## ABOUT THIS EXERCISE
Leave the images out and write out each entry exactly as shown.
====== RECORDS FOR THE EXERCISE ======
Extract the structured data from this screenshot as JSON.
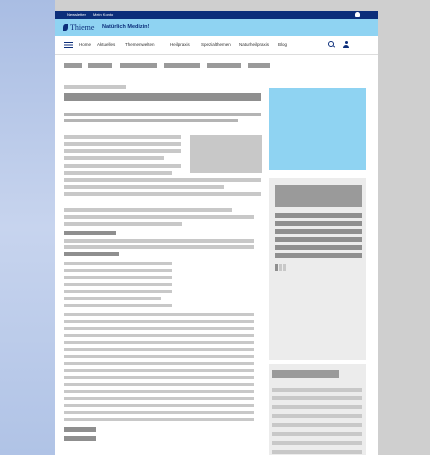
{
  "topbar": {
    "links": [
      "Newsletter",
      "Mein Konto"
    ]
  },
  "brand": {
    "name": "Thieme",
    "subtitle": "Natürlich Medizin!"
  },
  "nav": {
    "items": [
      "Home",
      "Aktuelles",
      "Themenwelten",
      "Heilpraxis",
      "Spezialthemen",
      "Naturheilpraxis",
      "Blog"
    ]
  },
  "colors": {
    "navy": "#0c2e7a",
    "sky": "#8fd3f2"
  },
  "icons": [
    "menu-icon",
    "search-icon",
    "account-icon",
    "leaf-icon",
    "user-icon"
  ]
}
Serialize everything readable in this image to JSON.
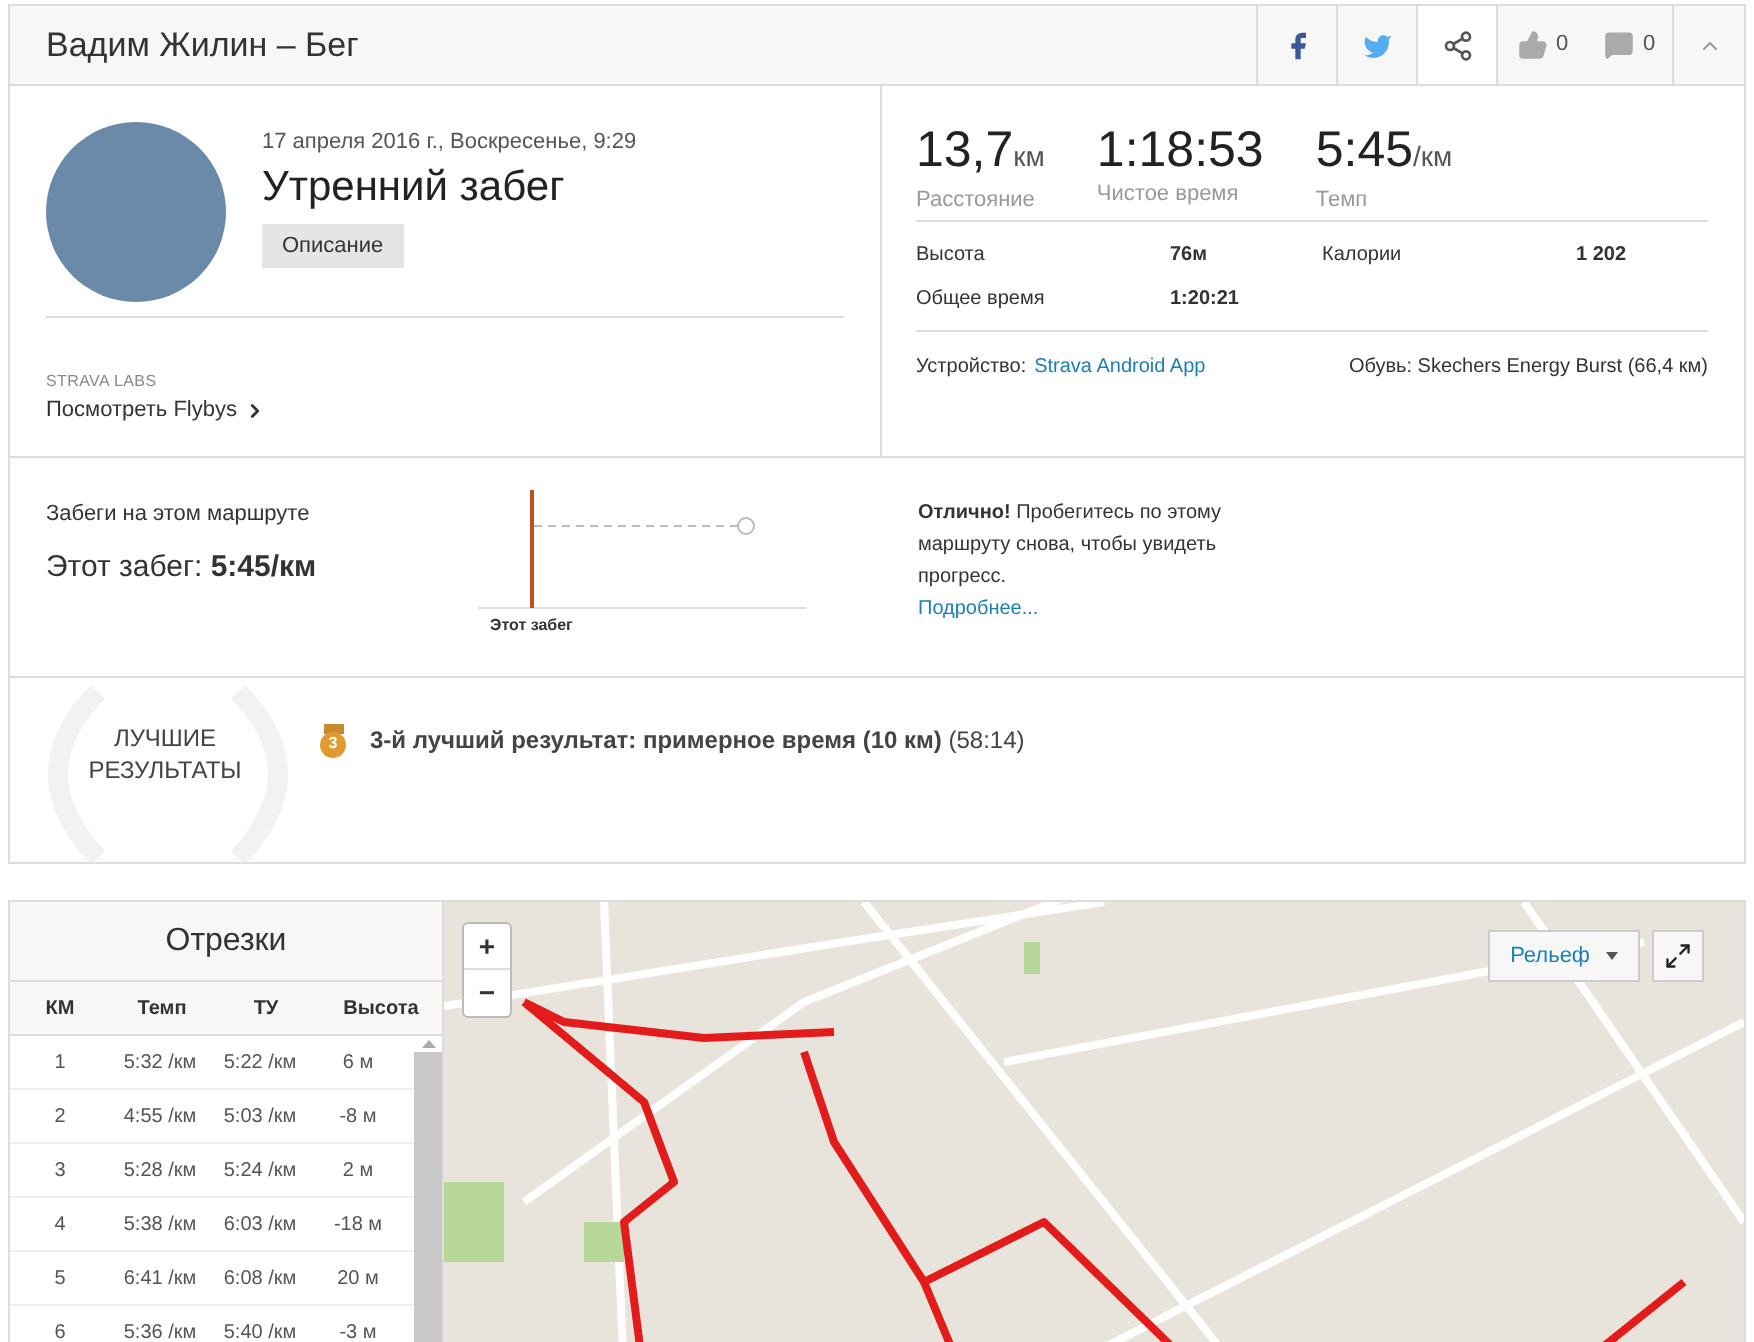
{
  "header": {
    "title": "Вадим Жилин – Бег",
    "likes": "0",
    "comments": "0",
    "collapsed": false
  },
  "activity": {
    "date": "17 апреля 2016 г., Воскресенье, 9:29",
    "title": "Утренний забег",
    "description_button": "Описание",
    "labs_label": "STRAVA LABS",
    "flybys_link": "Посмотреть Flybys"
  },
  "stats": [
    {
      "value": "13,7",
      "unit": "км",
      "label": "Расстояние"
    },
    {
      "value": "1:18:53",
      "label": "Чистое время"
    },
    {
      "value": "5:45",
      "unit": "/км",
      "label": "Темп"
    }
  ],
  "details": [
    {
      "label": "Высота",
      "value": "76м"
    },
    {
      "label": "Калории",
      "value": "1 202"
    },
    {
      "label": "Общее время",
      "value": "1:20:21"
    }
  ],
  "device": {
    "label": "Устройство:",
    "value": "Strava Android App"
  },
  "shoes": "Обувь: Skechers Energy Burst (66,4 км)",
  "route": {
    "heading": "Забеги на этом маршруте",
    "this_run_label": "Этот забег:",
    "this_run_value": "5:45/км",
    "chart_label": "Этот забег",
    "message": "**Отлично!** Пробегитесь по этому маршруту снова, чтобы увидеть прогресс.",
    "more_link": "Подробнее..."
  },
  "best": {
    "label": "ЛУЧШИЕ РЕЗУЛЬТАТЫ",
    "items": [
      {
        "medal": "3",
        "text": "**3-й лучший результат: примерное время (10 км)** (58:14)"
      }
    ]
  },
  "splits": {
    "title": "Отрезки",
    "columns": [
      "КМ",
      "Темп",
      "ТУ",
      "Высота"
    ],
    "rows": [
      [
        "1",
        "5:32 /км",
        "5:22 /км",
        "6 м"
      ],
      [
        "2",
        "4:55 /км",
        "5:03 /км",
        "-8 м"
      ],
      [
        "3",
        "5:28 /км",
        "5:24 /км",
        "2 м"
      ],
      [
        "4",
        "5:38 /км",
        "6:03 /км",
        "-18 м"
      ],
      [
        "5",
        "6:41 /км",
        "6:08 /км",
        "20 м"
      ],
      [
        "6",
        "5:36 /км",
        "5:40 /км",
        "-3 м"
      ]
    ]
  },
  "map": {
    "zoom_in": "+",
    "zoom_out": "−",
    "layer": "Рельеф"
  }
}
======
## TASK RESULT
Extract the structured data from this screenshot as JSON.
{
  "topbar": {
    "links": [
      "Newsletter",
      "Mein Konto"
    ]
  },
  "brand": {
    "name": "Thieme",
    "subtitle": "Natürlich Medizin!"
  },
  "nav": {
    "items": [
      "Home",
      "Aktuelles",
      "Themenwelten",
      "Heilpraxis",
      "Spezialthemen",
      "Naturheilpraxis",
      "Blog"
    ]
  },
  "colors": {
    "navy": "#0c2e7a",
    "sky": "#8fd3f2"
  },
  "icons": [
    "menu-icon",
    "search-icon",
    "account-icon",
    "leaf-icon",
    "user-icon"
  ]
}
Serialize everything readable in this image to JSON.
{
  "header": {
    "title": "Вадим Жилин – Бег",
    "likes": "0",
    "comments": "0",
    "collapsed": false
  },
  "activity": {
    "date": "17 апреля 2016 г., Воскресенье, 9:29",
    "title": "Утренний забег",
    "description_button": "Описание",
    "labs_label": "STRAVA LABS",
    "flybys_link": "Посмотреть Flybys"
  },
  "stats": [
    {
      "value": "13,7",
      "unit": "км",
      "label": "Расстояние"
    },
    {
      "value": "1:18:53",
      "label": "Чистое время"
    },
    {
      "value": "5:45",
      "unit": "/км",
      "label": "Темп"
    }
  ],
  "details": [
    {
      "label": "Высота",
      "value": "76м"
    },
    {
      "label": "Калории",
      "value": "1 202"
    },
    {
      "label": "Общее время",
      "value": "1:20:21"
    }
  ],
  "device": {
    "label": "Устройство:",
    "value": "Strava Android App"
  },
  "shoes": "Обувь: Skechers Energy Burst (66,4 км)",
  "route": {
    "heading": "Забеги на этом маршруте",
    "this_run_label": "Этот забег:",
    "this_run_value": "5:45/км",
    "chart_label": "Этот забег",
    "message": "**Отлично!** Пробегитесь по этому маршруту снова, чтобы увидеть прогресс.",
    "more_link": "Подробнее..."
  },
  "best": {
    "label": "ЛУЧШИЕ РЕЗУЛЬТАТЫ",
    "items": [
      {
        "medal": "3",
        "text": "**3-й лучший результат: примерное время (10 км)** (58:14)"
      }
    ]
  },
  "splits": {
    "title": "Отрезки",
    "columns": [
      "КМ",
      "Темп",
      "ТУ",
      "Высота"
    ],
    "rows": [
      [
        "1",
        "5:32 /км",
        "5:22 /км",
        "6 м"
      ],
      [
        "2",
        "4:55 /км",
        "5:03 /км",
        "-8 м"
      ],
      [
        "3",
        "5:28 /км",
        "5:24 /км",
        "2 м"
      ],
      [
        "4",
        "5:38 /км",
        "6:03 /км",
        "-18 м"
      ],
      [
        "5",
        "6:41 /км",
        "6:08 /км",
        "20 м"
      ],
      [
        "6",
        "5:36 /км",
        "5:40 /км",
        "-3 м"
      ]
    ]
  },
  "map": {
    "zoom_in": "+",
    "zoom_out": "−",
    "layer": "Рельеф"
  }
}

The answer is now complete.